Dan and I reported that over 100 former congressional staffers and executive branch employees — including some extremely well-connected people — have left public service and are now lobbying on behalf of the zombie banks being kept afloat by your tax dollars. Despite Obama’s efforts to change the revolving door culture of Washington, the huge gobs of money being handed out by the federal government these days means the Capitol Hill/K Street connection is more prevalent than ever. As Bill Allison of the Sunlight Foundation told me when we were reporting our story, “It has not gone unnoticed by special interests or K Street firms that there is a bonanza there.”
It hasn’t gone unnoticed by former congressmen and senators, either. According to Bloomberg, a full one-quarter of lawmakers who retired or were defeated in 2008 have moved to K Street.

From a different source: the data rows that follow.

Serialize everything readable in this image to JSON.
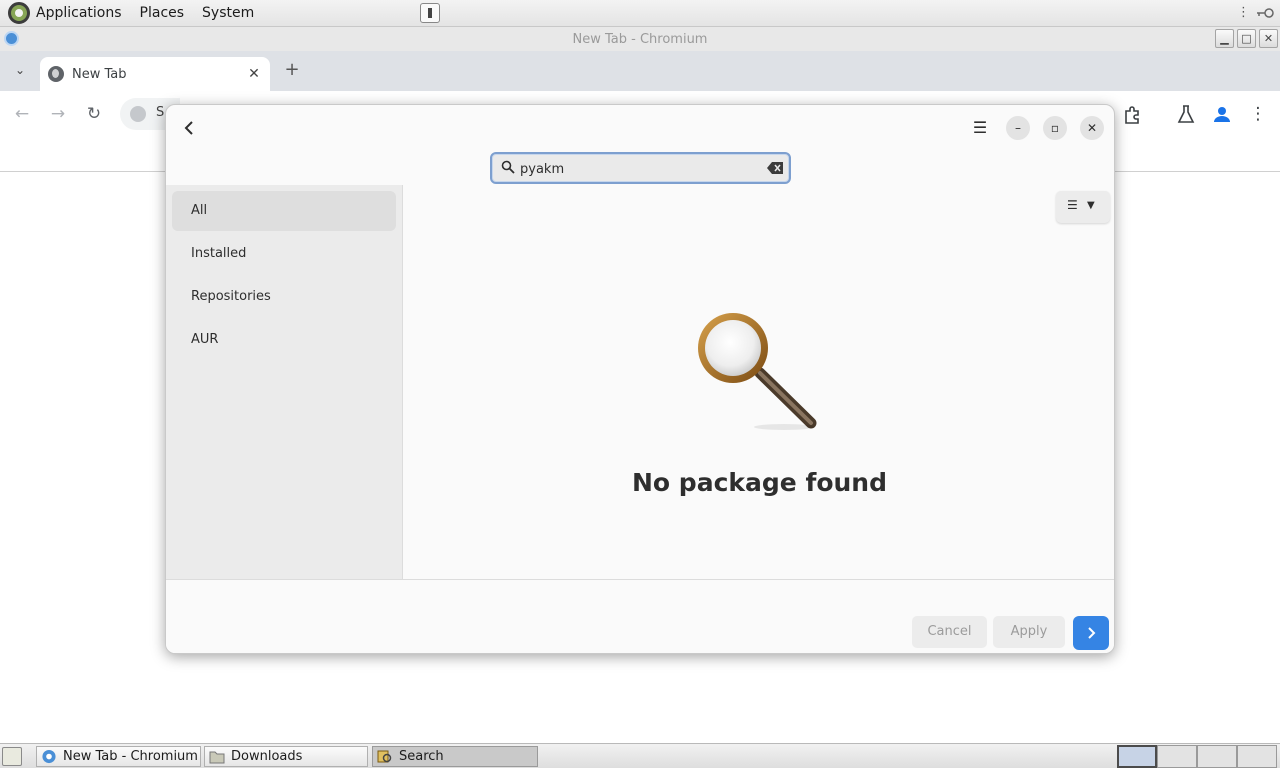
{
  "top_panel": {
    "menus": [
      "Applications",
      "Places",
      "System"
    ]
  },
  "browser": {
    "window_title": "New Tab - Chromium",
    "tab_title": "New Tab",
    "omnibox_partial_text": "S"
  },
  "dialog": {
    "search_value": "pyakm",
    "sidebar_items": [
      "All",
      "Installed",
      "Repositories",
      "AUR"
    ],
    "empty_message": "No package found",
    "cancel_label": "Cancel",
    "apply_label": "Apply"
  },
  "taskbar": {
    "items": [
      "New Tab - Chromium",
      "Downloads",
      "Search"
    ]
  },
  "colors": {
    "accent": "#3584e4",
    "panel": "#e8e8e8",
    "dialog_bg": "#fafafa"
  }
}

There is absolutely no concern anymore for the ethical questions that move creates. Bob Kaiser, author of So Damn Much Money: The Triumph of Lobbying and the Corrosion of American Government, gave me a great bit of historical context on this when I did a Q&A with him in March. I find it fascinating. I think you might, too.
We had a taboo structure in Washington when I was young. There were things you just didn’t do, not because they were illegal, but just because they looked bad. And that whole category seems to have eroded in the last 20 years, eroded to the point of disappearance. For example, Tom Daschle came to town as a warrior liberal fighting for little guys and ends up humiliated by the discovery that he was being a fat-cat lobbyist without even registering as a lobbyist, exploiting a loophole in the reporting law. And taking big, big money from all kinds of special interests, including some from the realm he would be overseeing if he was secretary of Health and Human Services.
The Jim O’Hara story you mention is one that is fascinating to me. I remember it vividly because I was covering Congress when this happened. Jim O’Hara was a popular and serious liberal Democratic congressman from Michigan who ran for a Senate seat in 1976. O’Hara lost and had to come back to town with five or six kids and no job. He had to find a paycheck. And he went to work for Tom Boggs, one of the biggest lobbyists in town. This was seen in 1977 as something that was scandalous. “Jim O’Hara became a lobbyist? Gee, that doesn’t look right.” I talked to Leon Panetta, now our CIA director, about this. He was in the House at that time. And he said, “Oh yes, I remember when O’Hara came up to the House, exploiting the privilege to visit the floor”—which all former members have forever—”and he came on the floor as a lobbyist, and I wouldn’t talk to him. A lot of my colleagues wouldn’t talk to him. Because it just didn’t seem right.”
And now we have 185—I think that’s the latest number—former members of Congress registered to lobby. Absolutely taken for granted.